Despite all the gloom and doom facing the blockchain world as described in the aforementioned paragraphs, not all hope is. Blockchain technology still has so much potential to be the transformative technology it can be. But there are a few challenges that need addressing first.
Challenges facing the blockchain industry
The traditional banking sector is going through its own reckoning. The collapse of The Silicon Valley Bank in March and the sale of Credit Suisse to UBS, mere days apart, has rocked the financial system. Centralised banking, where customers deposit and hold their money within a single entity (i.e. a bank), is not such a safe bet given the aforementioned events.
This development presents an opportunity for blockchain, in the form of decentralised finance (DeFi) to stake its viability as an alternative way for people to deposit and transfer money. DeFi is so disruptive because there is no centralised authority to control or dictate when someone can take out their money like in traditional finance. Khofiz Shakhidi, chairman at Alif Bank, has already spoken about how the use of blockchain technology can enhance efficiency and transparency of Sharia-compliant transactions. Even now, despite the instability in the banking sector, bitcoin surprisingly climbed 4% a few days ago because traders are viewing cryptocurrency as a hedge against the traditional banking system.

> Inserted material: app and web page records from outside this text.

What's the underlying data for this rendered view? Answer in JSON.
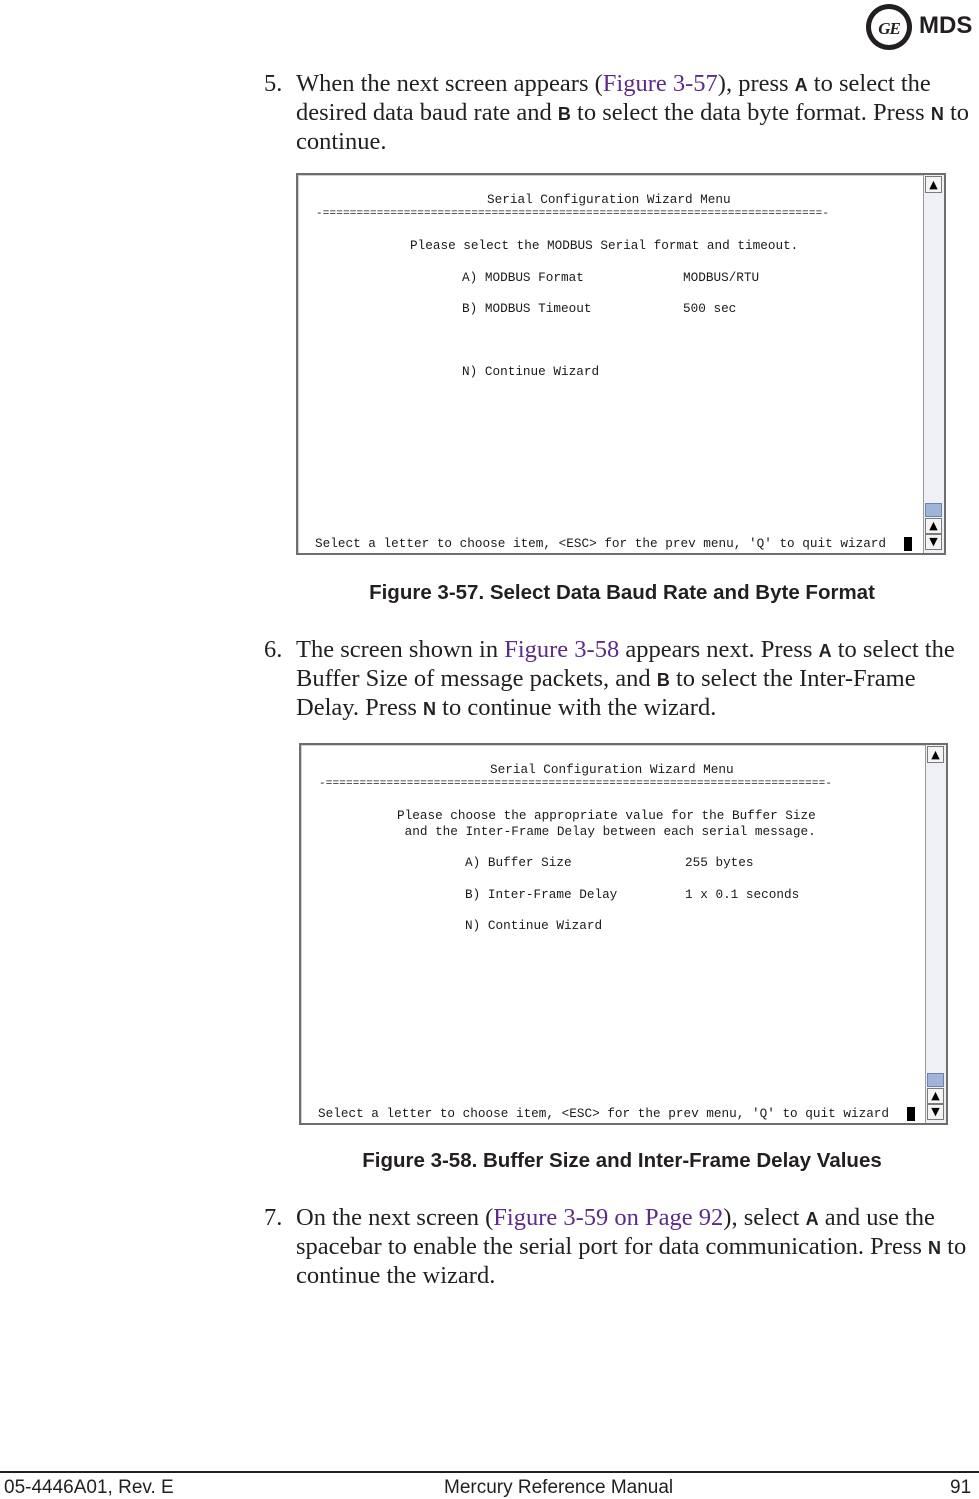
{
  "header": {
    "logo_mark": "GE",
    "logo_text": "MDS"
  },
  "steps": [
    {
      "number": "5.",
      "parts": {
        "t1": "When the next screen appears (",
        "link": "Figure 3-57",
        "t2": "), press ",
        "k1": "A",
        "t3": " to select the desired data baud rate and ",
        "k2": "B",
        "t4": " to select the data byte format. Press ",
        "k3": "N",
        "t5": " to continue."
      }
    },
    {
      "number": "6.",
      "parts": {
        "t1": "The screen shown in ",
        "link": "Figure 3-58",
        "t2": " appears next. Press ",
        "k1": "A",
        "t3": " to select the Buffer Size of message packets, and ",
        "k2": "B",
        "t4": " to select the Inter-Frame Delay. Press ",
        "k3": "N",
        "t5": " to continue with the wizard."
      }
    },
    {
      "number": "7.",
      "parts": {
        "t1": "On the next screen (",
        "link": "Figure 3-59 on Page 92",
        "t2": "), select ",
        "k1": "A",
        "t3": " and use the spacebar to enable the serial port for data communication. Press ",
        "k2": "N",
        "t4": " to continue the wizard."
      }
    }
  ],
  "figures": [
    {
      "caption": "Figure 3-57. Select Data Baud Rate and Byte Format",
      "terminal": {
        "title": "Serial Configuration Wizard Menu",
        "separator": "-==========================================================================-",
        "prompt_lines": [
          "Please select the MODBUS Serial format and timeout."
        ],
        "items": [
          {
            "key": "A)",
            "label": "MODBUS Format",
            "value": "MODBUS/RTU"
          },
          {
            "key": "B)",
            "label": "MODBUS Timeout",
            "value": "500 sec"
          },
          {
            "key": "N)",
            "label": "Continue Wizard",
            "value": ""
          }
        ],
        "status": "Select a letter to choose item, <ESC> for the prev menu, 'Q' to quit wizard"
      }
    },
    {
      "caption": "Figure 3-58. Buffer Size and Inter-Frame Delay Values",
      "terminal": {
        "title": "Serial Configuration Wizard Menu",
        "separator": "-==========================================================================-",
        "prompt_lines": [
          "Please choose the appropriate value for the Buffer Size",
          " and the Inter-Frame Delay between each serial message."
        ],
        "items": [
          {
            "key": "A)",
            "label": "Buffer Size",
            "value": "255 bytes"
          },
          {
            "key": "B)",
            "label": "Inter-Frame Delay",
            "value": "1 x 0.1 seconds"
          },
          {
            "key": "N)",
            "label": "Continue Wizard",
            "value": ""
          }
        ],
        "status": "Select a letter to choose item, <ESC> for the prev menu, 'Q' to quit wizard"
      }
    }
  ],
  "scroll_icons": {
    "up": "▲",
    "down": "▼"
  },
  "footer": {
    "doc_number": "05-4446A01, Rev. E",
    "title": "Mercury Reference Manual",
    "page": "91"
  }
}
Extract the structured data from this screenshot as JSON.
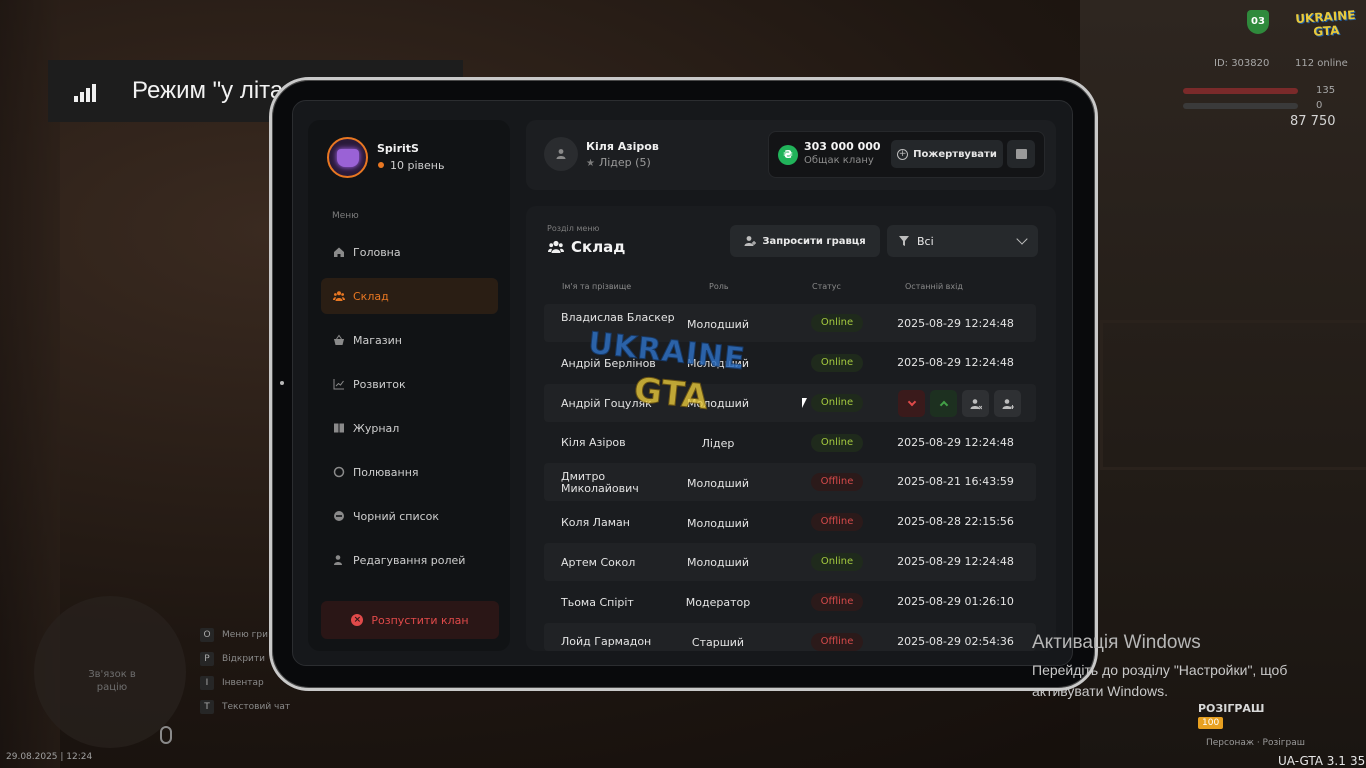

If there was ever a strong case for DeFi, there is no better time than now, while the traditional finance sector finds itself on another cliffedge with rising interest rates and stubborn inflation rises. But the collapse of FTX still casts a long shadow over DeFi and crypto trading. One of the biggest challenges the blockchain industry needs to overcome is the security pitfall that it is too often a victim of. Approximately $3.2 billion worth of cryptocurrencies was stolen in 2021. Of that, $2.2 billion (72%) were stolen from DeFi applications. DeFi protocols need more robust security measures if they are to be trusted and seen as true successors to the current banking and finance sector.
The other big challenge that blockchain technology faces, particularly crypto assets, is regulation. Governments, particularly the UK and US, have doubled down on regulation following the FTX debacle. Naturally, blockchain companies, especially those in the DeFi space, are against regulation but it is inevitable at this point. However, lawmakers do need to make sure that proposals are robust and bold. Sentiments shared in Tech Monitor by Alan Vey, founder of crypto firm Aventus:
“Stablecoins and decentralised finance should not be where this all halts. An industry advisory board should be established and consulted with to deal with the tricky task of including different types of assets going forward.”
Exciting technology eventually ceases to be as exciting as it once was when it first enters the market and captures people’s attention. NFTs and crypto coins were driving a lot of discussion around the future of money and finance two years ago. The hype around blockchain has diminished as people naturally move onto the next tech craze – AI technology.
Now that the blockchain industry has moved on from its ‘hype’ phase, it is in a far more interesting and beneficial place. It needs to mature and prove itself as the true evolution of the web. Blockchain, Defi and crypto assets are here to stay. But they must all make the transition to becoming safe, secure and sustainable. To do so, this means regulation, of some kind, needs accepting and security weaknesses smoothing over. The blockchain industry may be going through a difficult period. And to be honest which industry isn’t in these uncertain times, but blockchain is far from being just yesterday’s craze.